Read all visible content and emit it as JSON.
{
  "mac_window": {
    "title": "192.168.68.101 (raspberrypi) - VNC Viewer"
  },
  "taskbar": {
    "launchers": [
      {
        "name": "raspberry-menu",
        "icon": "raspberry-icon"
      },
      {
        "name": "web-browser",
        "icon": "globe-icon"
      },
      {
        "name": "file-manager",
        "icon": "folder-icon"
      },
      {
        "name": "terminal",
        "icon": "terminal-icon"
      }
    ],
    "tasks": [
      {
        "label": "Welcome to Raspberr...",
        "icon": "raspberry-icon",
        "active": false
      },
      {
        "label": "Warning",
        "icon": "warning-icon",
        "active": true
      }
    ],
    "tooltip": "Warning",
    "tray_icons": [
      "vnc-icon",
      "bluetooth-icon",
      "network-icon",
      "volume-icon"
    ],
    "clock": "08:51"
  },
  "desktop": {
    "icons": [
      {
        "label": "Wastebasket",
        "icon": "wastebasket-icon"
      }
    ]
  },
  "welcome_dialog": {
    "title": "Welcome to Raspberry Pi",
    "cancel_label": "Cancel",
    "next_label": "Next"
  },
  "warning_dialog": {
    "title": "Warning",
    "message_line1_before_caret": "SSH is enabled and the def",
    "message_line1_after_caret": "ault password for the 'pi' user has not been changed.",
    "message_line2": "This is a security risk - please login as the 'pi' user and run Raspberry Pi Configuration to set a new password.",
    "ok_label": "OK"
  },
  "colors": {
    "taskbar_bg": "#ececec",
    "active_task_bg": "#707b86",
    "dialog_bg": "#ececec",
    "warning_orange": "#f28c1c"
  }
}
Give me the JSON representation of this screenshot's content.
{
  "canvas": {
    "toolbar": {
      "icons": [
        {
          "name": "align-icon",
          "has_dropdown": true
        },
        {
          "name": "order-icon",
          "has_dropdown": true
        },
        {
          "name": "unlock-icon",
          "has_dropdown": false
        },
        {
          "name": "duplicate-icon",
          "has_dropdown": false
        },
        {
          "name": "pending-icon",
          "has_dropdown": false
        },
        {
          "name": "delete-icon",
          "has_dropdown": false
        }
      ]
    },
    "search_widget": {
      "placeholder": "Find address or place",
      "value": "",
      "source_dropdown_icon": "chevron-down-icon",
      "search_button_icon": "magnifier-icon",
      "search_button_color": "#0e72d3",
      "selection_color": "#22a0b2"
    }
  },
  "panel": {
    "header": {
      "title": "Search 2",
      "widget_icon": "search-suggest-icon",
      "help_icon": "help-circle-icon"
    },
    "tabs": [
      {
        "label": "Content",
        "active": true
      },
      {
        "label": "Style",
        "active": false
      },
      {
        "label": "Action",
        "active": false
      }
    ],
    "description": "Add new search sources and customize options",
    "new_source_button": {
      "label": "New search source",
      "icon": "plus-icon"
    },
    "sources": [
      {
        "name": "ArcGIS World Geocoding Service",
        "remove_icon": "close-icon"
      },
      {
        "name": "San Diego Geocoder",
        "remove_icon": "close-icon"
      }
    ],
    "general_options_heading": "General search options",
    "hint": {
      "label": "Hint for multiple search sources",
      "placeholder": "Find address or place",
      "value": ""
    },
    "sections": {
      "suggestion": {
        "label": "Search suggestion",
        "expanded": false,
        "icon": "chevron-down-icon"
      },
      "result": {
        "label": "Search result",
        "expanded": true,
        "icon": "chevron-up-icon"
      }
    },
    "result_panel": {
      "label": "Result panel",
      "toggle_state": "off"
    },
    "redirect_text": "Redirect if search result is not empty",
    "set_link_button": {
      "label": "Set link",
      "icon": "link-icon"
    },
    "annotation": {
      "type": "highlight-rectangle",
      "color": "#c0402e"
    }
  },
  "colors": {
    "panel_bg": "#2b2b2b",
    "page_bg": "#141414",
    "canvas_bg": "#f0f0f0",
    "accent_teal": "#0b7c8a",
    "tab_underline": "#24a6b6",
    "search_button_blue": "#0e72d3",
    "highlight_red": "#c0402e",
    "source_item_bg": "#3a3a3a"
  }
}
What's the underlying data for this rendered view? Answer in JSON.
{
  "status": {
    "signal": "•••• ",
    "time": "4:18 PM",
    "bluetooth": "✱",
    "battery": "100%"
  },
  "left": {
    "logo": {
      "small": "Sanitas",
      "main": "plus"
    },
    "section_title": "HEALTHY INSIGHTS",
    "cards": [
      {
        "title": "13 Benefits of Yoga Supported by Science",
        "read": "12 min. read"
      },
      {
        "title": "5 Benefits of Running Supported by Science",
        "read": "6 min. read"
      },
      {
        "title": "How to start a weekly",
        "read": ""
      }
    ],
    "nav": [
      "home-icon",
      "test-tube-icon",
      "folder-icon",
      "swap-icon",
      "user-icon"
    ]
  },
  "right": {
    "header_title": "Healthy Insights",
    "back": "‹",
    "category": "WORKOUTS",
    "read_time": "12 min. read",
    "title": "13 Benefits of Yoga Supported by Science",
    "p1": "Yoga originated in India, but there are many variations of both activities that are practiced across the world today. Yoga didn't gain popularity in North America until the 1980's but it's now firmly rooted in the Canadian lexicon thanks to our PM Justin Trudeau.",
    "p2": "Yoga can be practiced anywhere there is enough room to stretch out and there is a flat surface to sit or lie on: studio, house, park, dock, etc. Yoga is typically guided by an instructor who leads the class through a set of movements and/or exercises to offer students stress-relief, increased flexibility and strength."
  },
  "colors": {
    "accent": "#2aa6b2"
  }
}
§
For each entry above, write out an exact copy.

## SOLUTION:
Read all visible content and emit it as JSON.
{
  "mac_window": {
    "title": "192.168.68.101 (raspberrypi) - VNC Viewer"
  },
  "taskbar": {
    "launchers": [
      {
        "name": "raspberry-menu",
        "icon": "raspberry-icon"
      },
      {
        "name": "web-browser",
        "icon": "globe-icon"
      },
      {
        "name": "file-manager",
        "icon": "folder-icon"
      },
      {
        "name": "terminal",
        "icon": "terminal-icon"
      }
    ],
    "tasks": [
      {
        "label": "Welcome to Raspberr...",
        "icon": "raspberry-icon",
        "active": false
      },
      {
        "label": "Warning",
        "icon": "warning-icon",
        "active": true
      }
    ],
    "tooltip": "Warning",
    "tray_icons": [
      "vnc-icon",
      "bluetooth-icon",
      "network-icon",
      "volume-icon"
    ],
    "clock": "08:51"
  },
  "desktop": {
    "icons": [
      {
        "label": "Wastebasket",
        "icon": "wastebasket-icon"
      }
    ]
  },
  "welcome_dialog": {
    "title": "Welcome to Raspberry Pi",
    "cancel_label": "Cancel",
    "next_label": "Next"
  },
  "warning_dialog": {
    "title": "Warning",
    "message_line1_before_caret": "SSH is enabled and the def",
    "message_line1_after_caret": "ault password for the 'pi' user has not been changed.",
    "message_line2": "This is a security risk - please login as the 'pi' user and run Raspberry Pi Configuration to set a new password.",
    "ok_label": "OK"
  },
  "colors": {
    "taskbar_bg": "#ececec",
    "active_task_bg": "#707b86",
    "dialog_bg": "#ececec",
    "warning_orange": "#f28c1c"
  }
}
Give me the JSON representation of this screenshot's content.
{
  "canvas": {
    "toolbar": {
      "icons": [
        {
          "name": "align-icon",
          "has_dropdown": true
        },
        {
          "name": "order-icon",
          "has_dropdown": true
        },
        {
          "name": "unlock-icon",
          "has_dropdown": false
        },
        {
          "name": "duplicate-icon",
          "has_dropdown": false
        },
        {
          "name": "pending-icon",
          "has_dropdown": false
        },
        {
          "name": "delete-icon",
          "has_dropdown": false
        }
      ]
    },
    "search_widget": {
      "placeholder": "Find address or place",
      "value": "",
      "source_dropdown_icon": "chevron-down-icon",
      "search_button_icon": "magnifier-icon",
      "search_button_color": "#0e72d3",
      "selection_color": "#22a0b2"
    }
  },
  "panel": {
    "header": {
      "title": "Search 2",
      "widget_icon": "search-suggest-icon",
      "help_icon": "help-circle-icon"
    },
    "tabs": [
      {
        "label": "Content",
        "active": true
      },
      {
        "label": "Style",
        "active": false
      },
      {
        "label": "Action",
        "active": false
      }
    ],
    "description": "Add new search sources and customize options",
    "new_source_button": {
      "label": "New search source",
      "icon": "plus-icon"
    },
    "sources": [
      {
        "name": "ArcGIS World Geocoding Service",
        "remove_icon": "close-icon"
      },
      {
        "name": "San Diego Geocoder",
        "remove_icon": "close-icon"
      }
    ],
    "general_options_heading": "General search options",
    "hint": {
      "label": "Hint for multiple search sources",
      "placeholder": "Find address or place",
      "value": ""
    },
    "sections": {
      "suggestion": {
        "label": "Search suggestion",
        "expanded": false,
        "icon": "chevron-down-icon"
      },
      "result": {
        "label": "Search result",
        "expanded": true,
        "icon": "chevron-up-icon"
      }
    },
    "result_panel": {
      "label": "Result panel",
      "toggle_state": "off"
    },
    "redirect_text": "Redirect if search result is not empty",
    "set_link_button": {
      "label": "Set link",
      "icon": "link-icon"
    },
    "annotation": {
      "type": "highlight-rectangle",
      "color": "#c0402e"
    }
  },
  "colors": {
    "panel_bg": "#2b2b2b",
    "page_bg": "#141414",
    "canvas_bg": "#f0f0f0",
    "accent_teal": "#0b7c8a",
    "tab_underline": "#24a6b6",
    "search_button_blue": "#0e72d3",
    "highlight_red": "#c0402e",
    "source_item_bg": "#3a3a3a"
  }
}
What's the underlying data for this rendered view? Answer in JSON.
{
  "status": {
    "signal": "•••• ",
    "time": "4:18 PM",
    "bluetooth": "✱",
    "battery": "100%"
  },
  "left": {
    "logo": {
      "small": "Sanitas",
      "main": "plus"
    },
    "section_title": "HEALTHY INSIGHTS",
    "cards": [
      {
        "title": "13 Benefits of Yoga Supported by Science",
        "read": "12 min. read"
      },
      {
        "title": "5 Benefits of Running Supported by Science",
        "read": "6 min. read"
      },
      {
        "title": "How to start a weekly",
        "read": ""
      }
    ],
    "nav": [
      "home-icon",
      "test-tube-icon",
      "folder-icon",
      "swap-icon",
      "user-icon"
    ]
  },
  "right": {
    "header_title": "Healthy Insights",
    "back": "‹",
    "category": "WORKOUTS",
    "read_time": "12 min. read",
    "title": "13 Benefits of Yoga Supported by Science",
    "p1": "Yoga originated in India, but there are many variations of both activities that are practiced across the world today. Yoga didn't gain popularity in North America until the 1980's but it's now firmly rooted in the Canadian lexicon thanks to our PM Justin Trudeau.",
    "p2": "Yoga can be practiced anywhere there is enough room to stretch out and there is a flat surface to sit or lie on: studio, house, park, dock, etc. Yoga is typically guided by an instructor who leads the class through a set of movements and/or exercises to offer students stress-relief, increased flexibility and strength."
  },
  "colors": {
    "accent": "#2aa6b2"
  }
}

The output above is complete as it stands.